[Opening DATA FOR REVIEW section]
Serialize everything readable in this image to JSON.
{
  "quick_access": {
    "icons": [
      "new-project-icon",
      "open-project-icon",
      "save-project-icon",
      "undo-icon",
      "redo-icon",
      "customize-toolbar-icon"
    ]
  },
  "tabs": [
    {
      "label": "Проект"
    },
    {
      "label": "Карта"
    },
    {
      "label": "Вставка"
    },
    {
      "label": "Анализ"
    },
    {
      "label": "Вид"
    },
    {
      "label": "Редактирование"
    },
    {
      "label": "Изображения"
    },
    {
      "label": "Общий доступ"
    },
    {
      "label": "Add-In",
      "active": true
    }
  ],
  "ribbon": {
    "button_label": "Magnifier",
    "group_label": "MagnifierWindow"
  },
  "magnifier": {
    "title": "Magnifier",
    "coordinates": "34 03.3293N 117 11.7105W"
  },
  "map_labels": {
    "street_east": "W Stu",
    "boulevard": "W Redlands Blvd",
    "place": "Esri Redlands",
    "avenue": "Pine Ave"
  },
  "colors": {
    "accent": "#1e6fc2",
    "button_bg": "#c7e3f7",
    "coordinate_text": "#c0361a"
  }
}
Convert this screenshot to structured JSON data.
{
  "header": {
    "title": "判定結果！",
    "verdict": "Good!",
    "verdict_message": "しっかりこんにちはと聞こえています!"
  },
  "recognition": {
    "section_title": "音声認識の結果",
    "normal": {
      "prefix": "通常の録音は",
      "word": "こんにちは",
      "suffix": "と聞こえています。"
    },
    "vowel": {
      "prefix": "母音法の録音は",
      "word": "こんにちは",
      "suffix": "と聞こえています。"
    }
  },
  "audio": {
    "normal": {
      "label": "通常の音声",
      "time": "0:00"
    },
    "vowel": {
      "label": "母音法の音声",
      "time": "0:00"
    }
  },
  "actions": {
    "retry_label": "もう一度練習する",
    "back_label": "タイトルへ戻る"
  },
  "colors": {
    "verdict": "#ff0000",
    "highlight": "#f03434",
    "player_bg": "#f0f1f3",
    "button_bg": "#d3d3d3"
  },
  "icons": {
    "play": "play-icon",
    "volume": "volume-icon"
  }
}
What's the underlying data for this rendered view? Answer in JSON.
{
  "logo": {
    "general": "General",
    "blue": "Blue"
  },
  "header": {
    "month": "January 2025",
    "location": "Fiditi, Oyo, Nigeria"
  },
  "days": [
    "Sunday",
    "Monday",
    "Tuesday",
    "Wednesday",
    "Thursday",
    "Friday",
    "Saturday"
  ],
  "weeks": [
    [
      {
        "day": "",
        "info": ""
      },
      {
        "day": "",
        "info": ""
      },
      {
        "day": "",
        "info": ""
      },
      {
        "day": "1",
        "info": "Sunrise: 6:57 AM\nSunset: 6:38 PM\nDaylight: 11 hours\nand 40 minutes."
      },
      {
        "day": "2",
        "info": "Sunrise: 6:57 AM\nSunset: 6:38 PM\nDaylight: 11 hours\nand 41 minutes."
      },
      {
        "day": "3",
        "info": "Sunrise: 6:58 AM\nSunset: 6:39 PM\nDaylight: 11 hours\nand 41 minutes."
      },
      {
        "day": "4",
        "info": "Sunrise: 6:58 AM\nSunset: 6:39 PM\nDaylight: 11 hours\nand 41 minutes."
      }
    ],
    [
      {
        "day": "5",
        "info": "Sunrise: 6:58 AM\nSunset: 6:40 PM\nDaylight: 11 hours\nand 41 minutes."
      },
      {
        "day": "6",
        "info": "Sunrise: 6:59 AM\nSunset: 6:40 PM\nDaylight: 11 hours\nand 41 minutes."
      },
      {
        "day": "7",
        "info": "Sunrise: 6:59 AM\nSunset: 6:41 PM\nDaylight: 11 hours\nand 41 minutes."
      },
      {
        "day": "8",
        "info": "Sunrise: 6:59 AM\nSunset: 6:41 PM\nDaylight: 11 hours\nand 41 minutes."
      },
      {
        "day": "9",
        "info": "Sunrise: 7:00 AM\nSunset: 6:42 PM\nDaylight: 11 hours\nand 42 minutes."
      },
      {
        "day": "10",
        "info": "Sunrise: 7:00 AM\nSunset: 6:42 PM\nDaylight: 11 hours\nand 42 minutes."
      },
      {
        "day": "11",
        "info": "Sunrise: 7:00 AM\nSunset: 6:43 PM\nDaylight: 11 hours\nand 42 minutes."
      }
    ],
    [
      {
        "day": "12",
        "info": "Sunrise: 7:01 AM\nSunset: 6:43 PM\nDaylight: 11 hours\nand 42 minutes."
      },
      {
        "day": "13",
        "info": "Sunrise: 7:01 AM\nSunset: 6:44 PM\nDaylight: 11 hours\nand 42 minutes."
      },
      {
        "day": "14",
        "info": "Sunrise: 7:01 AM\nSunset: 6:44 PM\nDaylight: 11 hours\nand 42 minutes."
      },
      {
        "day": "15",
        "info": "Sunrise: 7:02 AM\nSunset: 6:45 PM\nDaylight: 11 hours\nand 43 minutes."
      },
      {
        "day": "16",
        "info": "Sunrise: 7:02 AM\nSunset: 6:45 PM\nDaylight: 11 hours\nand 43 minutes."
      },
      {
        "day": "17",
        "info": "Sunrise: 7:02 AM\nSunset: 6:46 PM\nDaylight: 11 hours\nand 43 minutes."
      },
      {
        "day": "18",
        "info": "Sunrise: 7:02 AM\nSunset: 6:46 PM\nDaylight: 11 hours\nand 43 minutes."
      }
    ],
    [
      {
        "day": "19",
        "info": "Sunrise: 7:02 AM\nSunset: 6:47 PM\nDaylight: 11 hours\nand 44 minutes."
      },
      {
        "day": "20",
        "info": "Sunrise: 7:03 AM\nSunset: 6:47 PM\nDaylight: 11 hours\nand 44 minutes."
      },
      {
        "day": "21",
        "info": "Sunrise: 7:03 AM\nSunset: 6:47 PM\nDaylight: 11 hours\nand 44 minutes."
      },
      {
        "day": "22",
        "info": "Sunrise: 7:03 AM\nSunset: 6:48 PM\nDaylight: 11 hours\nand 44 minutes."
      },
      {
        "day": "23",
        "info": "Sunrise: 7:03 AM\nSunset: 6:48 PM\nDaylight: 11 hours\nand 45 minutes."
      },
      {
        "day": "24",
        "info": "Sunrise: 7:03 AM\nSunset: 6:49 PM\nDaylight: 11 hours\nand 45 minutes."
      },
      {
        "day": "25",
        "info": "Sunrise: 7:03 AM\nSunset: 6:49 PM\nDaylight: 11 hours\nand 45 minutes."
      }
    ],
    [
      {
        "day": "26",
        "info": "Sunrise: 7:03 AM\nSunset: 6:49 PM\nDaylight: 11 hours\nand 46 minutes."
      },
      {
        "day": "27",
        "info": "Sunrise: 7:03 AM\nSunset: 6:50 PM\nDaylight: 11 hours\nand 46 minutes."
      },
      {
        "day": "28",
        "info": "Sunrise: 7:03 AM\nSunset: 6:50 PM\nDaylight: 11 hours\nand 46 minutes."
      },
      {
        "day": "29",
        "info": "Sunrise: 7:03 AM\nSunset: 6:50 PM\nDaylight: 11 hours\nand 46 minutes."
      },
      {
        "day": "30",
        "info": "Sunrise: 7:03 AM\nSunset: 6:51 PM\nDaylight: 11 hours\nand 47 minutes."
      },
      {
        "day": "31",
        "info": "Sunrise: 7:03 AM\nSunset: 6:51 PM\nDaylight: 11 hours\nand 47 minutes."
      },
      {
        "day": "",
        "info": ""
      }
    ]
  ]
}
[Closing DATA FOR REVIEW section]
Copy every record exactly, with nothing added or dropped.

Serialize everything readable in this image to JSON.
{
  "quick_access": {
    "icons": [
      "new-project-icon",
      "open-project-icon",
      "save-project-icon",
      "undo-icon",
      "redo-icon",
      "customize-toolbar-icon"
    ]
  },
  "tabs": [
    {
      "label": "Проект"
    },
    {
      "label": "Карта"
    },
    {
      "label": "Вставка"
    },
    {
      "label": "Анализ"
    },
    {
      "label": "Вид"
    },
    {
      "label": "Редактирование"
    },
    {
      "label": "Изображения"
    },
    {
      "label": "Общий доступ"
    },
    {
      "label": "Add-In",
      "active": true
    }
  ],
  "ribbon": {
    "button_label": "Magnifier",
    "group_label": "MagnifierWindow"
  },
  "magnifier": {
    "title": "Magnifier",
    "coordinates": "34 03.3293N 117 11.7105W"
  },
  "map_labels": {
    "street_east": "W Stu",
    "boulevard": "W Redlands Blvd",
    "place": "Esri Redlands",
    "avenue": "Pine Ave"
  },
  "colors": {
    "accent": "#1e6fc2",
    "button_bg": "#c7e3f7",
    "coordinate_text": "#c0361a"
  }
}
Convert this screenshot to structured JSON data.
{
  "header": {
    "title": "判定結果！",
    "verdict": "Good!",
    "verdict_message": "しっかりこんにちはと聞こえています!"
  },
  "recognition": {
    "section_title": "音声認識の結果",
    "normal": {
      "prefix": "通常の録音は",
      "word": "こんにちは",
      "suffix": "と聞こえています。"
    },
    "vowel": {
      "prefix": "母音法の録音は",
      "word": "こんにちは",
      "suffix": "と聞こえています。"
    }
  },
  "audio": {
    "normal": {
      "label": "通常の音声",
      "time": "0:00"
    },
    "vowel": {
      "label": "母音法の音声",
      "time": "0:00"
    }
  },
  "actions": {
    "retry_label": "もう一度練習する",
    "back_label": "タイトルへ戻る"
  },
  "colors": {
    "verdict": "#ff0000",
    "highlight": "#f03434",
    "player_bg": "#f0f1f3",
    "button_bg": "#d3d3d3"
  },
  "icons": {
    "play": "play-icon",
    "volume": "volume-icon"
  }
}
What's the underlying data for this rendered view? Answer in JSON.
{
  "logo": {
    "general": "General",
    "blue": "Blue"
  },
  "header": {
    "month": "January 2025",
    "location": "Fiditi, Oyo, Nigeria"
  },
  "days": [
    "Sunday",
    "Monday",
    "Tuesday",
    "Wednesday",
    "Thursday",
    "Friday",
    "Saturday"
  ],
  "weeks": [
    [
      {
        "day": "",
        "info": ""
      },
      {
        "day": "",
        "info": ""
      },
      {
        "day": "",
        "info": ""
      },
      {
        "day": "1",
        "info": "Sunrise: 6:57 AM\nSunset: 6:38 PM\nDaylight: 11 hours\nand 40 minutes."
      },
      {
        "day": "2",
        "info": "Sunrise: 6:57 AM\nSunset: 6:38 PM\nDaylight: 11 hours\nand 41 minutes."
      },
      {
        "day": "3",
        "info": "Sunrise: 6:58 AM\nSunset: 6:39 PM\nDaylight: 11 hours\nand 41 minutes."
      },
      {
        "day": "4",
        "info": "Sunrise: 6:58 AM\nSunset: 6:39 PM\nDaylight: 11 hours\nand 41 minutes."
      }
    ],
    [
      {
        "day": "5",
        "info": "Sunrise: 6:58 AM\nSunset: 6:40 PM\nDaylight: 11 hours\nand 41 minutes."
      },
      {
        "day": "6",
        "info": "Sunrise: 6:59 AM\nSunset: 6:40 PM\nDaylight: 11 hours\nand 41 minutes."
      },
      {
        "day": "7",
        "info": "Sunrise: 6:59 AM\nSunset: 6:41 PM\nDaylight: 11 hours\nand 41 minutes."
      },
      {
        "day": "8",
        "info": "Sunrise: 6:59 AM\nSunset: 6:41 PM\nDaylight: 11 hours\nand 41 minutes."
      },
      {
        "day": "9",
        "info": "Sunrise: 7:00 AM\nSunset: 6:42 PM\nDaylight: 11 hours\nand 42 minutes."
      },
      {
        "day": "10",
        "info": "Sunrise: 7:00 AM\nSunset: 6:42 PM\nDaylight: 11 hours\nand 42 minutes."
      },
      {
        "day": "11",
        "info": "Sunrise: 7:00 AM\nSunset: 6:43 PM\nDaylight: 11 hours\nand 42 minutes."
      }
    ],
    [
      {
        "day": "12",
        "info": "Sunrise: 7:01 AM\nSunset: 6:43 PM\nDaylight: 11 hours\nand 42 minutes."
      },
      {
        "day": "13",
        "info": "Sunrise: 7:01 AM\nSunset: 6:44 PM\nDaylight: 11 hours\nand 42 minutes."
      },
      {
        "day": "14",
        "info": "Sunrise: 7:01 AM\nSunset: 6:44 PM\nDaylight: 11 hours\nand 42 minutes."
      },
      {
        "day": "15",
        "info": "Sunrise: 7:02 AM\nSunset: 6:45 PM\nDaylight: 11 hours\nand 43 minutes."
      },
      {
        "day": "16",
        "info": "Sunrise: 7:02 AM\nSunset: 6:45 PM\nDaylight: 11 hours\nand 43 minutes."
      },
      {
        "day": "17",
        "info": "Sunrise: 7:02 AM\nSunset: 6:46 PM\nDaylight: 11 hours\nand 43 minutes."
      },
      {
        "day": "18",
        "info": "Sunrise: 7:02 AM\nSunset: 6:46 PM\nDaylight: 11 hours\nand 43 minutes."
      }
    ],
    [
      {
        "day": "19",
        "info": "Sunrise: 7:02 AM\nSunset: 6:47 PM\nDaylight: 11 hours\nand 44 minutes."
      },
      {
        "day": "20",
        "info": "Sunrise: 7:03 AM\nSunset: 6:47 PM\nDaylight: 11 hours\nand 44 minutes."
      },
      {
        "day": "21",
        "info": "Sunrise: 7:03 AM\nSunset: 6:47 PM\nDaylight: 11 hours\nand 44 minutes."
      },
      {
        "day": "22",
        "info": "Sunrise: 7:03 AM\nSunset: 6:48 PM\nDaylight: 11 hours\nand 44 minutes."
      },
      {
        "day": "23",
        "info": "Sunrise: 7:03 AM\nSunset: 6:48 PM\nDaylight: 11 hours\nand 45 minutes."
      },
      {
        "day": "24",
        "info": "Sunrise: 7:03 AM\nSunset: 6:49 PM\nDaylight: 11 hours\nand 45 minutes."
      },
      {
        "day": "25",
        "info": "Sunrise: 7:03 AM\nSunset: 6:49 PM\nDaylight: 11 hours\nand 45 minutes."
      }
    ],
    [
      {
        "day": "26",
        "info": "Sunrise: 7:03 AM\nSunset: 6:49 PM\nDaylight: 11 hours\nand 46 minutes."
      },
      {
        "day": "27",
        "info": "Sunrise: 7:03 AM\nSunset: 6:50 PM\nDaylight: 11 hours\nand 46 minutes."
      },
      {
        "day": "28",
        "info": "Sunrise: 7:03 AM\nSunset: 6:50 PM\nDaylight: 11 hours\nand 46 minutes."
      },
      {
        "day": "29",
        "info": "Sunrise: 7:03 AM\nSunset: 6:50 PM\nDaylight: 11 hours\nand 46 minutes."
      },
      {
        "day": "30",
        "info": "Sunrise: 7:03 AM\nSunset: 6:51 PM\nDaylight: 11 hours\nand 47 minutes."
      },
      {
        "day": "31",
        "info": "Sunrise: 7:03 AM\nSunset: 6:51 PM\nDaylight: 11 hours\nand 47 minutes."
      },
      {
        "day": "",
        "info": ""
      }
    ]
  ]
}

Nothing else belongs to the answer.